Yet the Cowboys are blitzing on a significantly lower percentage of defensive snaps than they did last season. That’s not an intentional adjustment by Ryan.
“We will pressure their quarterback,” Ryan said. “We do play more three-man front football to go along with it, so the quarterback doesn’t just know we’re just a blitz-a-thon like every junior varsity high school football team. We’re not doing that. We’re going to play the efficient way. We prefer efficiency over stupidity, and we’re going to play it right.
“We do have great pressures. We do know when to pressure, we know how to pressure, we know how to attack protections, and that’s what you see with us. Did you see it last week? Well, no.”
Ryan said the Seahawks only lined up in three-receiver sets 10 times all game, running on eight of those occasions. Seattle spent most of the game in two- and three-tight end formations, pounding away on the ground with Marshawn Lynch, dictating down-and-distance situations in the second half.

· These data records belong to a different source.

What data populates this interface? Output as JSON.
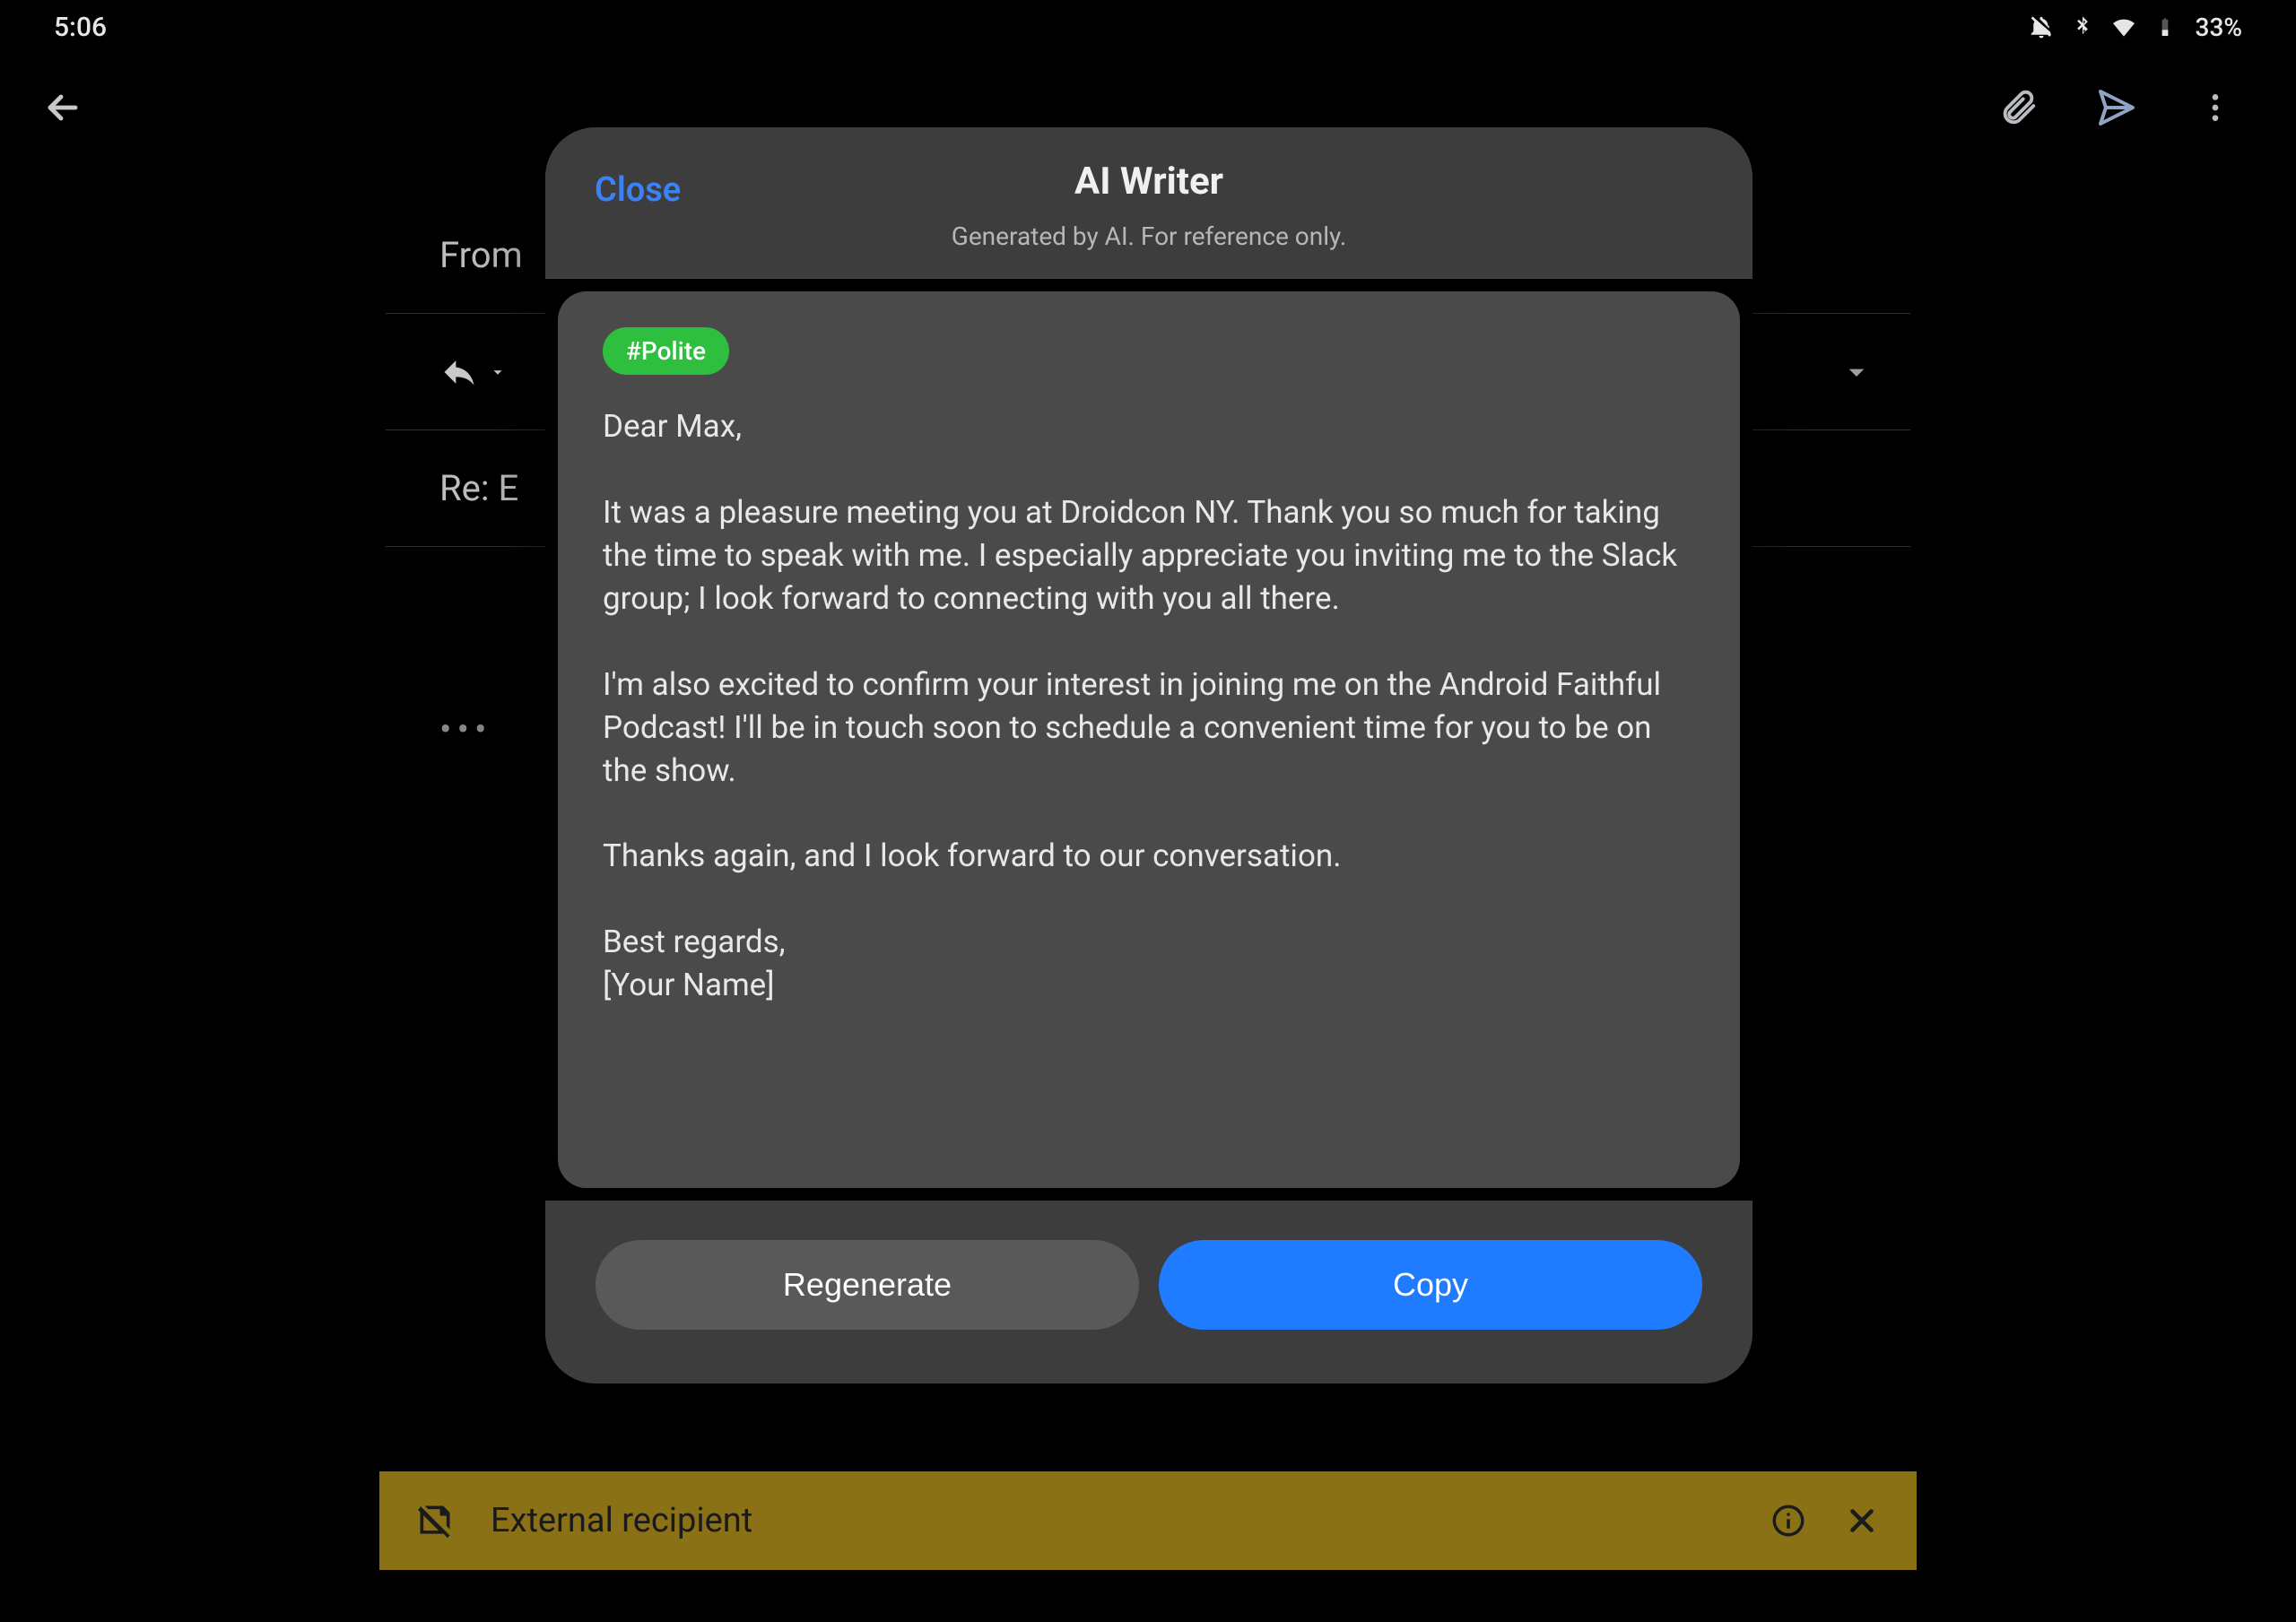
{
  "status": {
    "time": "5:06",
    "battery_percent": "33%"
  },
  "icons": {
    "back": "back-arrow-icon",
    "attach": "paperclip-icon",
    "send": "send-icon",
    "more": "more-vert-icon",
    "reply": "reply-icon",
    "chevron_down": "chevron-down-icon",
    "dots": "more-horiz-icon",
    "bell_off": "notifications-off-icon",
    "bluetooth": "bluetooth-icon",
    "wifi": "wifi-icon",
    "battery": "battery-icon",
    "domain_disabled": "domain-disabled-icon",
    "info": "info-icon",
    "close_x": "close-icon"
  },
  "compose": {
    "from_label": "From",
    "subject": "Re: E",
    "expand_label": "expand"
  },
  "banner": {
    "text": "External recipient"
  },
  "modal": {
    "close_label": "Close",
    "title": "AI Writer",
    "subtitle": "Generated by AI. For reference only.",
    "tone_tag": "#Polite",
    "body": "Dear Max,\n\nIt was a pleasure meeting you at Droidcon NY. Thank you so much for taking the time to speak with me. I especially appreciate you inviting me to the Slack group; I look forward to connecting with you all there.\n\nI'm also excited to confirm your interest in joining me on the Android Faithful Podcast! I'll be in touch soon to schedule a convenient time for you to be on the show.\n\nThanks again, and I look forward to our conversation.\n\nBest regards,\n[Your Name]",
    "regenerate_label": "Regenerate",
    "copy_label": "Copy"
  }
}
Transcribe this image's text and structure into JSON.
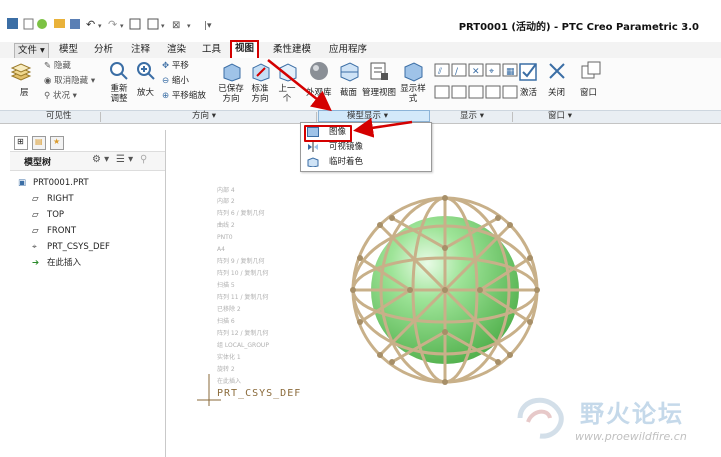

“I know everybody was wanting to kill their quarterback,” Ryan said. “Believe me, I was wanting to hit the kid, too. They had a plan that wouldn’t allow us to do it: max protect. Any time people are running the ball downhill on you, it’s hard to do anything else until you get that run stopped. We didn’t do a good enough job, but we’re going to get that run handled. I think we have an excellent front. I know we do.
“We’ll be able to attack people the way we want to attack them.”